I love Bronn, as his conversations with Tyrion are always a delight. Less so Shae who, at least in her scenes with Tyrion, is becoming more and more annoying.
Gendry learned that he's the son of Robert in this episode; I guess I never realized he didn't know that (probably because he was well aware he was a bastard), but it makes sense that he wouldn't.
Similarly, we learned that Tywin was once Hand to the Mad King, another little tidbit I don't think the show had previously established.
Also, did we know previously (via the show) that Melisandre was once a slave? That was another interesting bit of background information.
That overhead shot of all the sunken ships in Blackwater Bay was pretty neat.
Should Margaery actually marry Joffrey and Sansa marry Tyrion, Sansa would be Margaery's aunt. Just feel it's worth stepping back and pointing these things out occasionally. :)

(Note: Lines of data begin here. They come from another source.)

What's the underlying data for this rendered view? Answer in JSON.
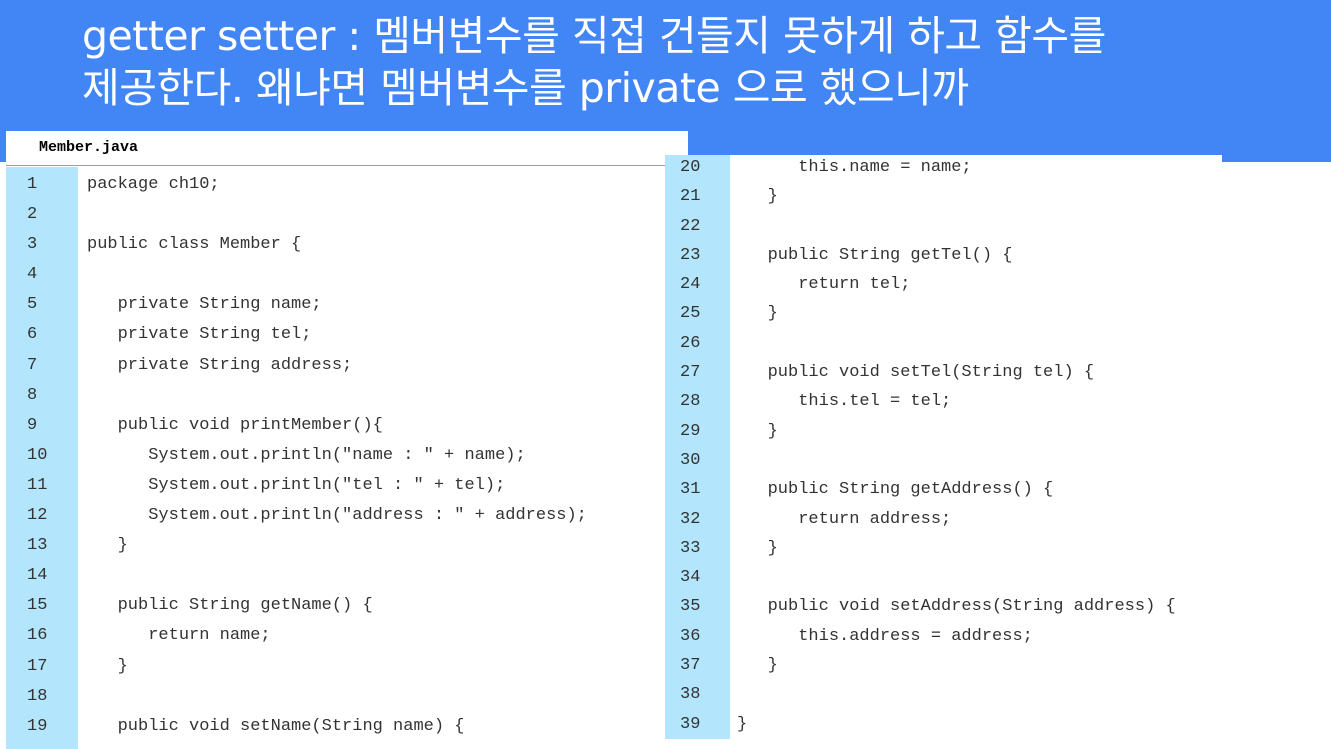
{
  "slide": {
    "title_line1": "getter setter : 멤버변수를 직접 건들지 못하게 하고 함수를",
    "title_line2": "제공한다. 왜냐면 멤버변수를 private 으로 했으니까"
  },
  "left_panel": {
    "filename": "Member.java",
    "lines": [
      {
        "n": "1",
        "code": "package ch10;"
      },
      {
        "n": "2",
        "code": ""
      },
      {
        "n": "3",
        "code": "public class Member {"
      },
      {
        "n": "4",
        "code": ""
      },
      {
        "n": "5",
        "code": "   private String name;"
      },
      {
        "n": "6",
        "code": "   private String tel;"
      },
      {
        "n": "7",
        "code": "   private String address;"
      },
      {
        "n": "8",
        "code": ""
      },
      {
        "n": "9",
        "code": "   public void printMember(){"
      },
      {
        "n": "10",
        "code": "      System.out.println(\"name : \" + name);"
      },
      {
        "n": "11",
        "code": "      System.out.println(\"tel : \" + tel);"
      },
      {
        "n": "12",
        "code": "      System.out.println(\"address : \" + address);"
      },
      {
        "n": "13",
        "code": "   }"
      },
      {
        "n": "14",
        "code": ""
      },
      {
        "n": "15",
        "code": "   public String getName() {"
      },
      {
        "n": "16",
        "code": "      return name;"
      },
      {
        "n": "17",
        "code": "   }"
      },
      {
        "n": "18",
        "code": ""
      },
      {
        "n": "19",
        "code": "   public void setName(String name) {"
      }
    ]
  },
  "right_panel": {
    "lines": [
      {
        "n": "20",
        "code": "      this.name = name;"
      },
      {
        "n": "21",
        "code": "   }"
      },
      {
        "n": "22",
        "code": ""
      },
      {
        "n": "23",
        "code": "   public String getTel() {"
      },
      {
        "n": "24",
        "code": "      return tel;"
      },
      {
        "n": "25",
        "code": "   }"
      },
      {
        "n": "26",
        "code": ""
      },
      {
        "n": "27",
        "code": "   public void setTel(String tel) {"
      },
      {
        "n": "28",
        "code": "      this.tel = tel;"
      },
      {
        "n": "29",
        "code": "   }"
      },
      {
        "n": "30",
        "code": ""
      },
      {
        "n": "31",
        "code": "   public String getAddress() {"
      },
      {
        "n": "32",
        "code": "      return address;"
      },
      {
        "n": "33",
        "code": "   }"
      },
      {
        "n": "34",
        "code": ""
      },
      {
        "n": "35",
        "code": "   public void setAddress(String address) {"
      },
      {
        "n": "36",
        "code": "      this.address = address;"
      },
      {
        "n": "37",
        "code": "   }"
      },
      {
        "n": "38",
        "code": ""
      },
      {
        "n": "39",
        "code": "}"
      }
    ]
  },
  "colors": {
    "header_bg": "#4285f4",
    "gutter_bg": "#b3e5fc",
    "code_text": "#333333"
  }
}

No Sam and Gilly, or anyone else from the Night's Watch, nor Cersei.
Not as strong a central theme to this episode as in week's past, though there was a lot more romance and focus on/discussions of couples (romantic and otherwise) throughout, between Robb and Talisa, Jon and Ygritte, Jamie and Brienne, even Osha's story, etc.), but it did continue this season's trend of strong transitions from one segment to the next, something which helps everything feel like part of a narrative whole rather than just a series of standalone vignettes.
If you didn't notice in the opening credits, this episode was written by George R. R. Martin. Whereas last season he wrote the seminal "Blackwater" episode, essentially the climax of the season and a high-water mark for the show, this one was much more of a standard, place-moving episode. Not that it was badly written or anything; it's actually kind of fun that Martin wants to work on an episode like this, instead of always handling a narratively significant or structurally unique episode.